Do speed bumps damage your car?

We’re supposed to be living in greener times. But speed bumps aren’t green, they encourage inefficient driving. Every time you use/apply a brake you are wasting fuel. There are one or two cars, like the Toyota Prius, that use regenerative braking – storing the potential energy in a battery – but they’re the exception not the rule.


Smooth driving is the key to fuel economy and a healthy engine. If you think ahead, and drive at the appropriate speed for the conditions, you shouldn’t need to touch your brakes that often. All that speeding-up and slowing-down for speed humps, is just wasting fuel.

They also do harm to your car. The most common faults of hitting speed bumps too quickly are damage to the suspension parts and cracked sumps. What you’ve got to remember is that you get four knocks when you hit a bump at speed: the first impact when the front wheels hit and you get a bottoming-out, the knock to the suspension as it jolts upwards and then a second bottoming-out with the rear wheels and a subsequent knock.

A third of cars fail their MOTs because of damage to their suspension. I’d reckon most of that damage will come from hitting speed bumps, or misjudging the kerb when driving into a driveway.

Cracked sumps can be messy. The sump is a pan beneath the engine that stores the used oil before it’s pumped back into the engine. There are two types of sump: dry sumps are external. Crack this and you’ll drop oil around the place but it can easily be replaced. It’s not a big job but it’s not something you want to happen if you can avoid it.

A wet sump is actually in the bottom of the engine. Crack this and you’ll drop oil around the place and you’ve got a potentially expensive repair job.

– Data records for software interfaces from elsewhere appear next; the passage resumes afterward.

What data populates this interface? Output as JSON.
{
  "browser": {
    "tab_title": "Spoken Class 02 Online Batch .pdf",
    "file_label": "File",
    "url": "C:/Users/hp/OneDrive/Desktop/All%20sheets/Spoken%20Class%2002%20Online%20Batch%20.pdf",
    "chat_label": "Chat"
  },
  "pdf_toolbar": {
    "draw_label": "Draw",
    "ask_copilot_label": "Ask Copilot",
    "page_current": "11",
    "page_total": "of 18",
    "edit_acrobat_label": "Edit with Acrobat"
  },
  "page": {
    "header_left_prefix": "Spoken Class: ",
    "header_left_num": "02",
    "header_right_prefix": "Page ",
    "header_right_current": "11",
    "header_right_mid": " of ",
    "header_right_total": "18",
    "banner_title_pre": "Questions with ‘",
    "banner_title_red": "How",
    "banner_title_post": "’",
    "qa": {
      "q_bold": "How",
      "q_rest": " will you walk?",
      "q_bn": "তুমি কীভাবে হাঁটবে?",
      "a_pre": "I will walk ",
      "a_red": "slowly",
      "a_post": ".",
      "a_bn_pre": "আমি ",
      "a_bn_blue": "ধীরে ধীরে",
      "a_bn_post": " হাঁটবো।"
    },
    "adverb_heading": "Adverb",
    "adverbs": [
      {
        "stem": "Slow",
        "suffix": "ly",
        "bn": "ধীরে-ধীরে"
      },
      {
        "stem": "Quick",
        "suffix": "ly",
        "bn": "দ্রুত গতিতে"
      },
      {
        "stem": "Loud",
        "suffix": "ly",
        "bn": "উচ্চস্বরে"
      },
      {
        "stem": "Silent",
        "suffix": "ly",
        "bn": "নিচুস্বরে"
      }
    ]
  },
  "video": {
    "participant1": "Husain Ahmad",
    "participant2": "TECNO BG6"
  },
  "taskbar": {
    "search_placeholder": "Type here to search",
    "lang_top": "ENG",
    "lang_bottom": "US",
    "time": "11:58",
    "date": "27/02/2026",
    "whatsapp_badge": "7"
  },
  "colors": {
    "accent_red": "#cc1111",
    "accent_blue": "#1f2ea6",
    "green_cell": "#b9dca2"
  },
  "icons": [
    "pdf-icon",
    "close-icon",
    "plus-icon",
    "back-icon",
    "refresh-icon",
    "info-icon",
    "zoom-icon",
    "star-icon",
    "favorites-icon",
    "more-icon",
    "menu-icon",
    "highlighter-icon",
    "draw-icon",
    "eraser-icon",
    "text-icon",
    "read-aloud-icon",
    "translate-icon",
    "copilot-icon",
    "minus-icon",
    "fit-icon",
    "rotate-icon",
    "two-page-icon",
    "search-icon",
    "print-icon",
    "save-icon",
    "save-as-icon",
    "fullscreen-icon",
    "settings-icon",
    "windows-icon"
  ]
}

You can fit rubbers to protect suspensions from damage caused by speed bumps but to be honest they’re a waste of money. My advice would be to take speed bumps as slowly as you can. If the road has a downhill gradient, coast in a low gear to save fuel. Much as I like getting work, it’s better for your car, and for your pocket, not to hit speed bumps in the first place.